Have you heard the term Expected Family Contribution on TV or on social media and wondered what exactly it is, and does it matter to your child and your family?
I am here to tell you that it is an important concept to understand because it is the first piece of the puzzle when you start to think about college affordability for your family.
What Is The EFC?
When you submit the Free Application for Federal Student Aid (FAFSA), you are sharing financial data for both the student and the parent(s) as well as some demographic and other family information. This information is put into a formula that calculates your Expected Family Contribution (EFC). In fact, after you hit submit, the confirmation page that follows tells you exactly what your EFC is. (So, print this page for your records!)
Now let’s define EFC. It is the annual minimum amount that the college thinks you can afford to pay for one year of college. I want to emphasize that it is not the amount you will have to pay. Your responsibility according to the college could be more than this and often is. I also want to emphasize that this is for one year of college not all four years. You will be required to submit the FAFSA each year. A new EFC will be calculated for each year your child is in college.

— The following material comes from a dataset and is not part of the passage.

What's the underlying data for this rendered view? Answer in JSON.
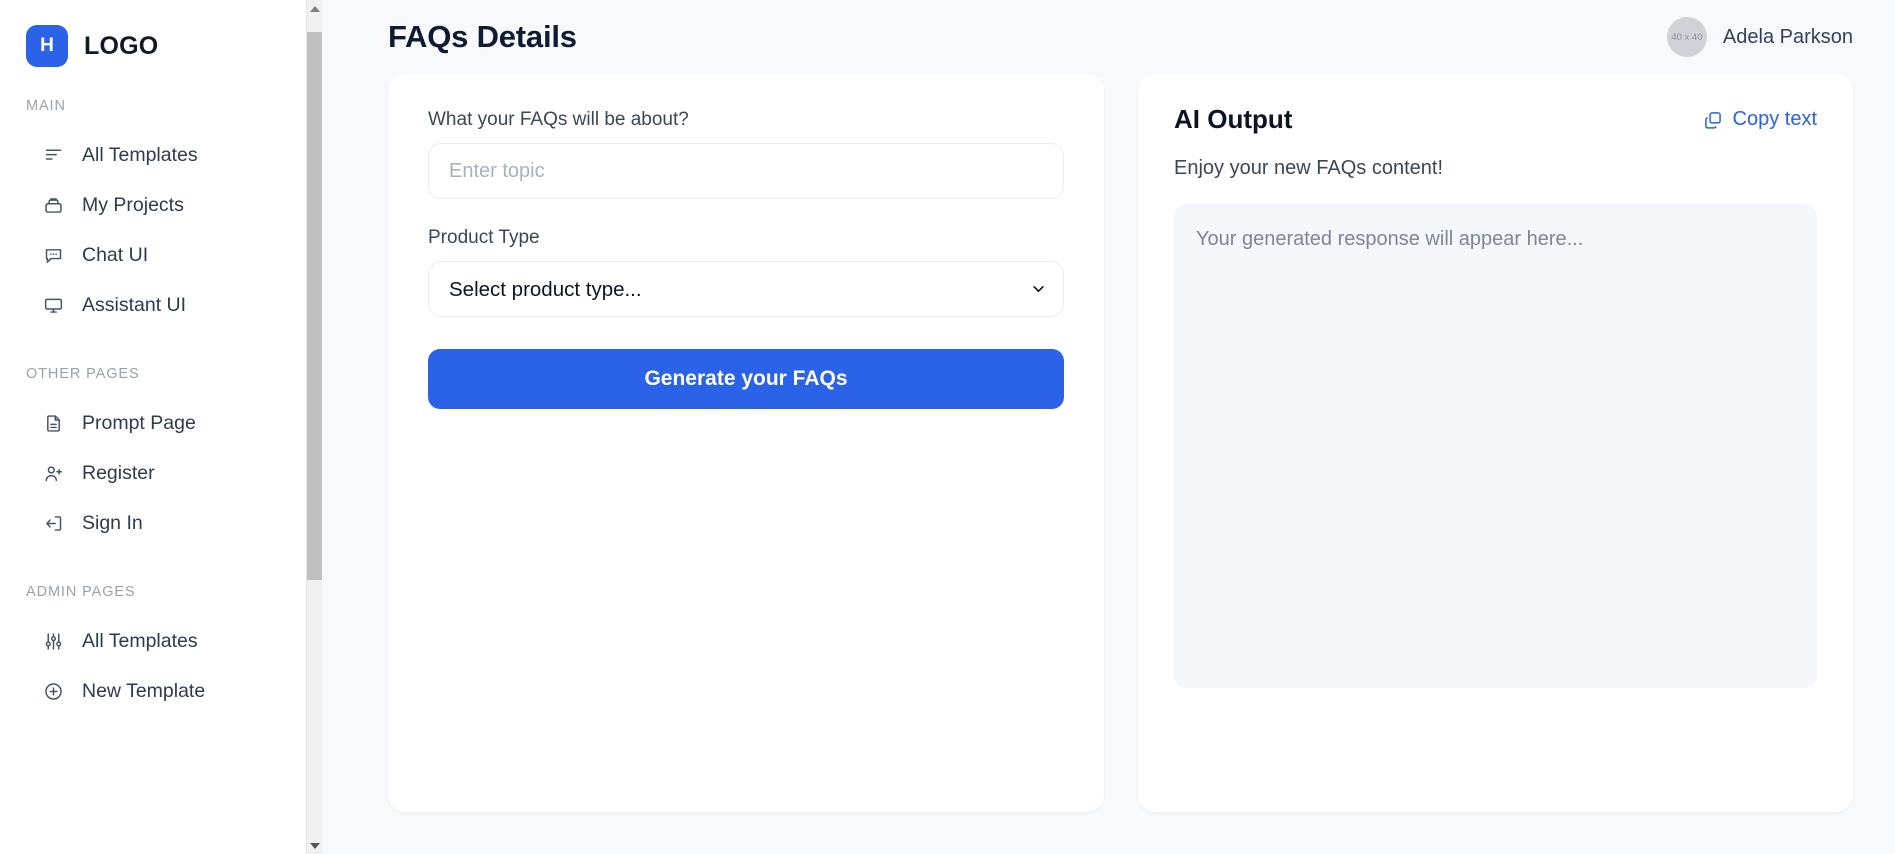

When I work with parents, I create three different EFC estimates as part of the financial planning work I do. Through the years, working with hundreds of families, I have never had a parent who agrees with their EFC estimates. I always get the question, “Peg, this is for all four years, right?”

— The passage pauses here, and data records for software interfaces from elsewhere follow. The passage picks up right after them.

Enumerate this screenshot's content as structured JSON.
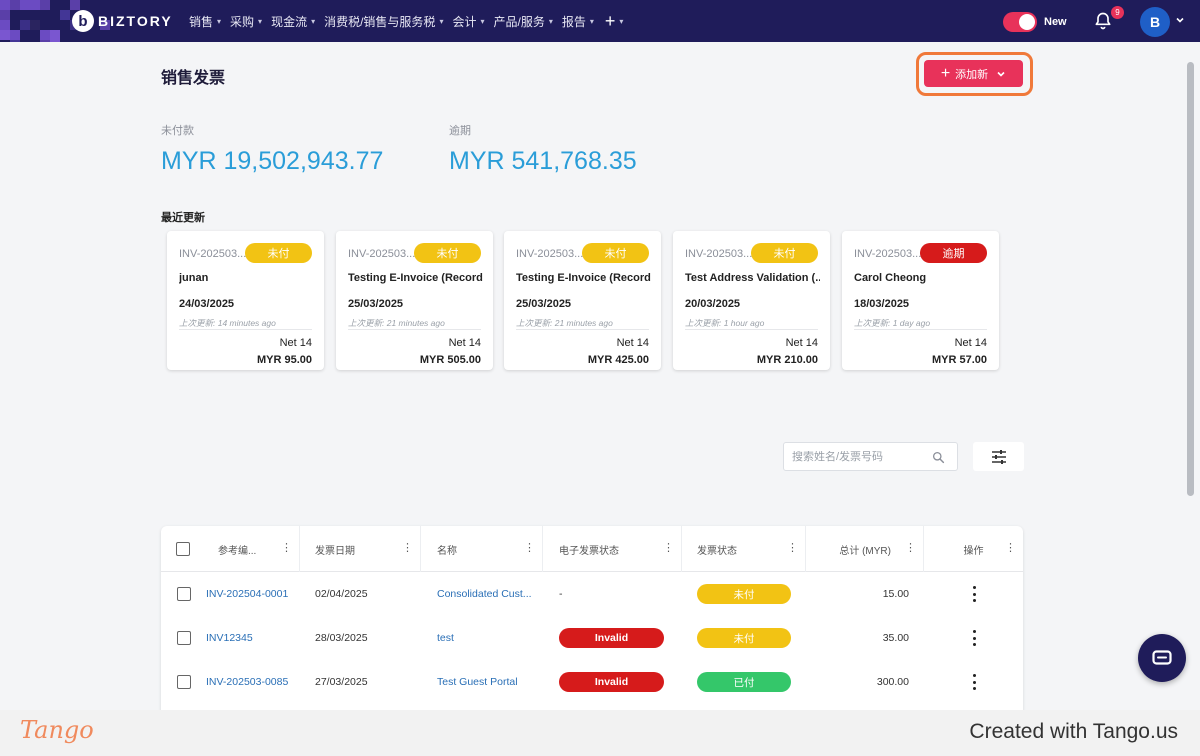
{
  "nav": {
    "logo_mark": "b",
    "logo_text": "BIZTORY",
    "menu": [
      "销售",
      "采购",
      "现金流",
      "消费税/销售与服务税",
      "会计",
      "产品/服务",
      "报告"
    ],
    "plus": "+",
    "toggle_label": "New",
    "notifications": "9",
    "avatar": "B"
  },
  "page": {
    "title": "销售发票",
    "add_button": "添加新"
  },
  "summary": {
    "unpaid_label": "未付款",
    "unpaid_amount": "MYR 19,502,943.77",
    "overdue_label": "逾期",
    "overdue_amount": "MYR 541,768.35"
  },
  "recent": {
    "title": "最近更新",
    "cards": [
      {
        "ref": "INV-202503...",
        "status": "未付",
        "status_type": "unpaid",
        "name": "junan",
        "date": "24/03/2025",
        "updated": "上次更新: 14 minutes ago",
        "terms": "Net 14",
        "total": "MYR 95.00"
      },
      {
        "ref": "INV-202503...",
        "status": "未付",
        "status_type": "unpaid",
        "name": "Testing E-Invoice (Record)",
        "date": "25/03/2025",
        "updated": "上次更新: 21 minutes ago",
        "terms": "Net 14",
        "total": "MYR 505.00"
      },
      {
        "ref": "INV-202503...",
        "status": "未付",
        "status_type": "unpaid",
        "name": "Testing E-Invoice (Record)",
        "date": "25/03/2025",
        "updated": "上次更新: 21 minutes ago",
        "terms": "Net 14",
        "total": "MYR 425.00"
      },
      {
        "ref": "INV-202503...",
        "status": "未付",
        "status_type": "unpaid",
        "name": "Test Address Validation (...",
        "date": "20/03/2025",
        "updated": "上次更新: 1 hour ago",
        "terms": "Net 14",
        "total": "MYR 210.00"
      },
      {
        "ref": "INV-202503...",
        "status": "逾期",
        "status_type": "overdue",
        "name": "Carol Cheong",
        "date": "18/03/2025",
        "updated": "上次更新: 1 day ago",
        "terms": "Net 14",
        "total": "MYR 57.00"
      }
    ]
  },
  "search": {
    "placeholder": "搜索姓名/发票号码"
  },
  "table": {
    "headers": [
      "参考编...",
      "发票日期",
      "名称",
      "电子发票状态",
      "发票状态",
      "总计 (MYR)",
      "操作"
    ],
    "rows": [
      {
        "ref": "INV-202504-0001",
        "date": "02/04/2025",
        "name": "Consolidated Cust...",
        "einvoice": "-",
        "einvoice_type": "none",
        "status": "未付",
        "status_type": "unpaid",
        "total": "15.00"
      },
      {
        "ref": "INV12345",
        "date": "28/03/2025",
        "name": "test",
        "einvoice": "Invalid",
        "einvoice_type": "invalid",
        "status": "未付",
        "status_type": "unpaid",
        "total": "35.00"
      },
      {
        "ref": "INV-202503-0085",
        "date": "27/03/2025",
        "name": "Test Guest Portal",
        "einvoice": "Invalid",
        "einvoice_type": "invalid",
        "status": "已付",
        "status_type": "paid",
        "total": "300.00"
      }
    ]
  },
  "colors": {
    "navbar": "#1f1c5a",
    "accent": "#e8325a",
    "amount": "#2a9dd8",
    "unpaid": "#f2c314",
    "overdue": "#d61b1b",
    "paid": "#34c76a"
  },
  "icons": {
    "bell": "bell-icon",
    "search": "search-icon",
    "filter": "sliders-icon",
    "chat": "chat-icon"
  },
  "footer": {
    "logo": "Tango",
    "created": "Created with Tango.us"
  }
}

The EFC calculation includes parent income and non-retirement assets and student income and non-retirement assets. It also includes values of businesses and/or family farms in some cases. There is also other financial data that may be included (e.g., pre-tax retirement contributions).
Okay now we have established with the EFC is. How is this the first piece in the puzzle?

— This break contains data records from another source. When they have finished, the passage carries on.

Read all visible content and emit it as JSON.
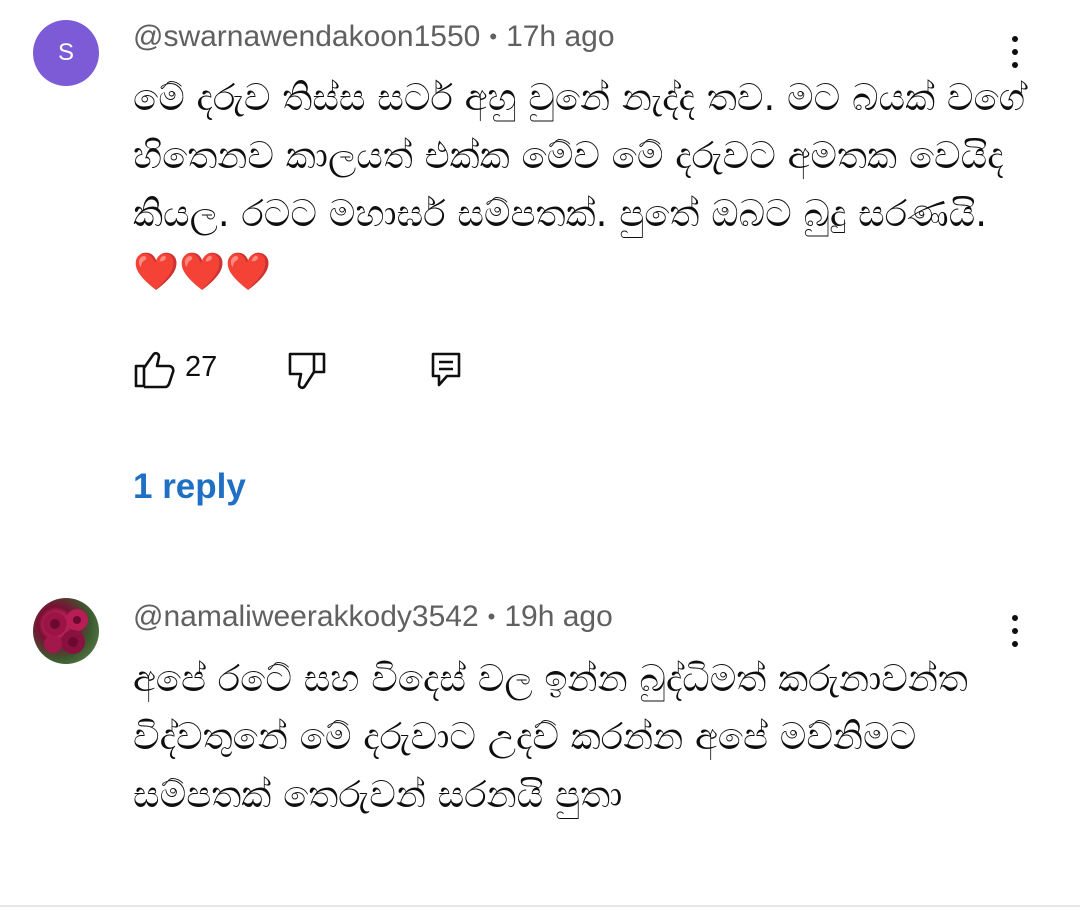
{
  "comments": [
    {
      "avatar_letter": "S",
      "avatar_color": "#7d5ad6",
      "username": "@swarnawendakoon1550",
      "separator": "•",
      "time": "17h ago",
      "text": "මේ දරුව තිස්ස සර්ට අහු වුනේ නැද්ද තව. මට බයක් වගේ හිතෙනව කාලයත් එක්ක මේව මේ දරුවට අමතක වෙයිද කියල. රටට මහාර්ඝ සම්පතක්. පුතේ ඔබට බුදු සරණයි.❤️❤️❤️",
      "likes": "27",
      "replies_label": "1 reply"
    },
    {
      "avatar_icon": "rose-icon",
      "username": "@namaliweerakkody3542",
      "separator": "•",
      "time": "19h ago",
      "text": "අපේ රටේ සහ විදෙස් වල ඉන්න බුද්ධිමත් කරුනාවන්ත විද්වතුනේ මේ දරුවාට උදව් කරන්න අපේ මව්නිමට සම්පතක් තෙරුවන් සරනයි පුතා"
    }
  ],
  "icons": {
    "like": "thumbs-up-icon",
    "dislike": "thumbs-down-icon",
    "reply": "reply-icon",
    "more": "more-vert-icon"
  },
  "colors": {
    "link": "#1f6fc5",
    "meta": "#606060"
  }
}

Colleges use your EFC in the equation:
Cost of Attendance – EFC = Financial Need.
An EFC Example
So, for example, if a college has a cost of attendance of $60,000 and you have an EFC of $30,000 then your financial need would be $30,000. This is an important number to the college because this is how they establish if your family has need-based eligibility. Then the college will attempt to meet some or all of that need with Federal, state, and endowment funds and different types of loans. Hopefully, most of this need will be met so there is less money out of your pocket. Colleges vary in the percent of financial need they meet.
The only way your EFC gets calculated is by submitting the FAFSA. You will not be on the radar of the Financial Aid office unless you submit this form. It is for this reason among others that I strongly recommend you submit the FAFSA.
Now that you are an expert on all things EFC, I want to give you a heads up that this term will disappear starting with the FAFSA that goes live on October 1, 2023.
In December 2020, Congress passed the Coronavirus Relief bill. The FAFSA Simplification Act was embedded in this bill. There are many changes on the horizon for the FAFSA. One of them is a terminology change. Effective in the 2023-2024 school year, the Expected Family Contribution will be called the Student Aid Index (SAI). SAI will still be this first piece in the puzzle and will still be calculated using the FAFSA data submitted by families. This name change came about because there was some confusion with families that they thought the EFC would be what they would be expected to pay due to the name. As I mentioned earlier, this is quite often not the case, so the name change came about as hopefully a better descriptor of what the EFC is. In any event, I don’t want you to be confused if you start seeing the term Student Aid Index (SAI) floating around in the media.
The new equation starting with the 2023-2024 school year for financial aid award packaging will be Cost Attendance – SAI = Financial Need
Learn more about FAFSA changes: FAFSA Changes 2023-24: What You Need To Know
It’s important to start looking at this first piece of the puzzle around college affordability when your child is in their sophomore year in high school, so you are getting ahead of this. Colleges are discounting their sticker prices and one of the tools they use is need-based aid. It’s important to understand as a family if need-based could be a part of your college funding strategy. This will most likely be different from college to college.
I encourage you to take this first step. And, as always, enjoy the journey!